Five days a week, the Peaches & Greens truck winds its way through the streets as a loudspeaker plays R&B and puts out the call: "Nutritious, delicious. Brought right to you. We have green and red tomatoes, white and sweet potatoes. We have greens, corn on the cob and cabbage, too."
The truck set up like a small market brings affordable produce to families on public assistance, homebound seniors and others who can't reach the well-stocked grocery chains in the suburbs.
"The truck delivery system is one that makes sense in Detroit because of the spread-out situation and the lack of transportation that reaches food venues," said Dave D. Weatherspoon, an associate professor at Michigan State University. "We thought that was a pretty good place to get started."
Peaches & Greens has community gardens, where volunteers grow greens, tomatoes and other vegetables to help stock the truck. The food also is offered at a neighborhood produce market, and organizers hope to persuade liquor stores and corner markets to stock their vegetables.

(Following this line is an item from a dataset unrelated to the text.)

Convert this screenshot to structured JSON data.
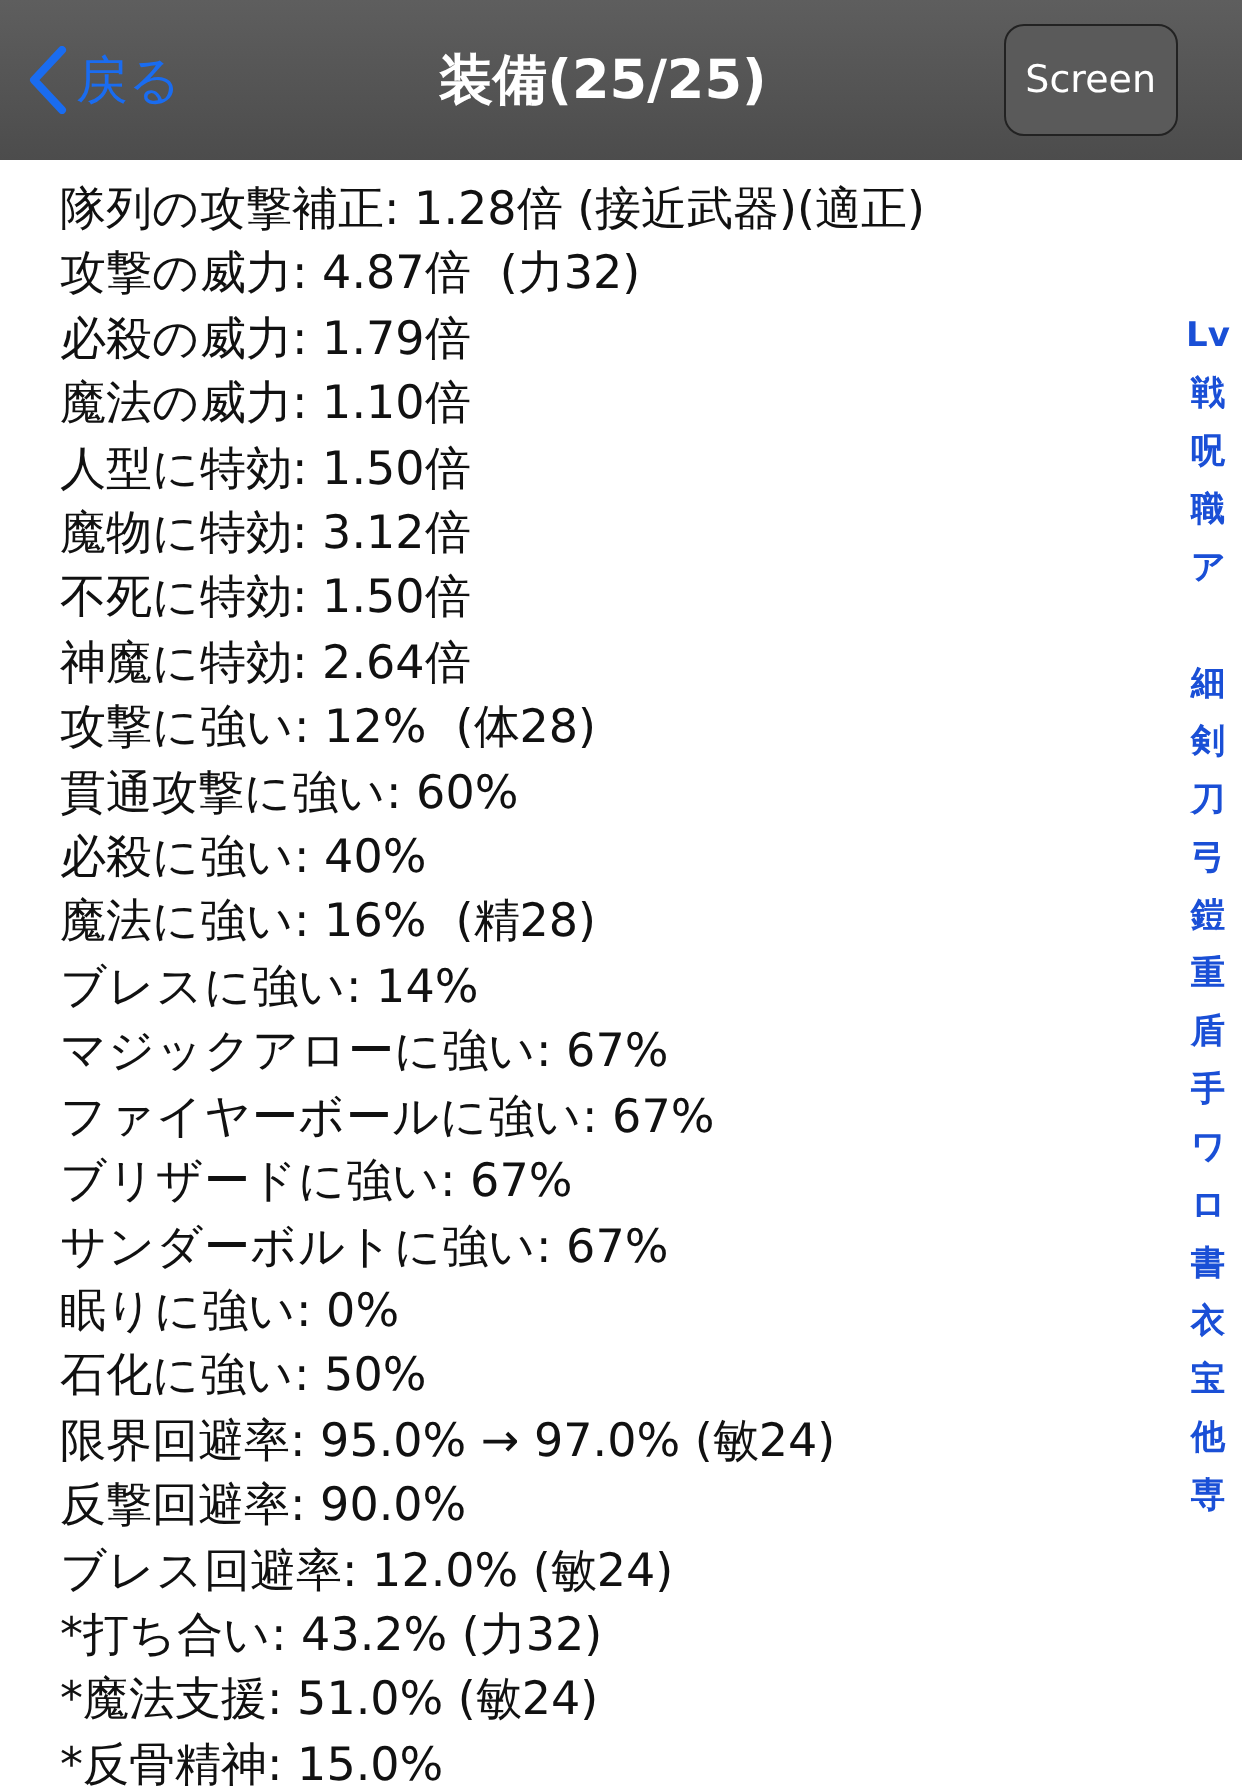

"People will buy it," said Lisa Johanon, executive director of the nonprofit Central Detroit Christian Community Development Corp., which runs Peaches & Greens. "We've seen the stereotype that urban communities won't eat healthy, and we're seeing that isn't true."